===== Data for this task
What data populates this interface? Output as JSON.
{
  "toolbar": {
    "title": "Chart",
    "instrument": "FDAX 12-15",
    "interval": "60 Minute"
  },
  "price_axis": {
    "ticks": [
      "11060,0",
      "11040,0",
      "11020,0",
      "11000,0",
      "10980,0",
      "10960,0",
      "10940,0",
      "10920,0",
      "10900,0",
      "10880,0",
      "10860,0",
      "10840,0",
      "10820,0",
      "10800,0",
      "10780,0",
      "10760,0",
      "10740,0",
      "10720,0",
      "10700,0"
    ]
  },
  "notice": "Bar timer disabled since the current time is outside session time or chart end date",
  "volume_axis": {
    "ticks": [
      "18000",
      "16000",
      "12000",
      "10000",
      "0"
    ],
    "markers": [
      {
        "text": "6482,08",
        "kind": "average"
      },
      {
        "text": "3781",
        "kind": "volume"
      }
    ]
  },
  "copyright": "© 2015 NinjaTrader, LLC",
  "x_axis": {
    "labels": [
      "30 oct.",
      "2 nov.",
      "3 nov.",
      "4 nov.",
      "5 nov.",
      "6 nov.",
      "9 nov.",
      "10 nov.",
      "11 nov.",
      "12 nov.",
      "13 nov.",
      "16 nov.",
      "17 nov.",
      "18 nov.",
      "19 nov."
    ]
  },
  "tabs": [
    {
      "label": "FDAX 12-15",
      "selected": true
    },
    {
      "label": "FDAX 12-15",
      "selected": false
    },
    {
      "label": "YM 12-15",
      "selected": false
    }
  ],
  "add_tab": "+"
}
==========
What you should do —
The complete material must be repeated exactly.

Output for this exercise —
What data populates this interface? Output as JSON.
{
  "toolbar": {
    "title": "Chart",
    "instrument": "FDAX 12-15",
    "interval": "60 Minute"
  },
  "price_axis": {
    "ticks": [
      "11060,0",
      "11040,0",
      "11020,0",
      "11000,0",
      "10980,0",
      "10960,0",
      "10940,0",
      "10920,0",
      "10900,0",
      "10880,0",
      "10860,0",
      "10840,0",
      "10820,0",
      "10800,0",
      "10780,0",
      "10760,0",
      "10740,0",
      "10720,0",
      "10700,0"
    ]
  },
  "notice": "Bar timer disabled since the current time is outside session time or chart end date",
  "volume_axis": {
    "ticks": [
      "18000",
      "16000",
      "12000",
      "10000",
      "0"
    ],
    "markers": [
      {
        "text": "6482,08",
        "kind": "average"
      },
      {
        "text": "3781",
        "kind": "volume"
      }
    ]
  },
  "copyright": "© 2015 NinjaTrader, LLC",
  "x_axis": {
    "labels": [
      "30 oct.",
      "2 nov.",
      "3 nov.",
      "4 nov.",
      "5 nov.",
      "6 nov.",
      "9 nov.",
      "10 nov.",
      "11 nov.",
      "12 nov.",
      "13 nov.",
      "16 nov.",
      "17 nov.",
      "18 nov.",
      "19 nov."
    ]
  },
  "tabs": [
    {
      "label": "FDAX 12-15",
      "selected": true
    },
    {
      "label": "FDAX 12-15",
      "selected": false
    },
    {
      "label": "YM 12-15",
      "selected": false
    }
  ],
  "add_tab": "+"
}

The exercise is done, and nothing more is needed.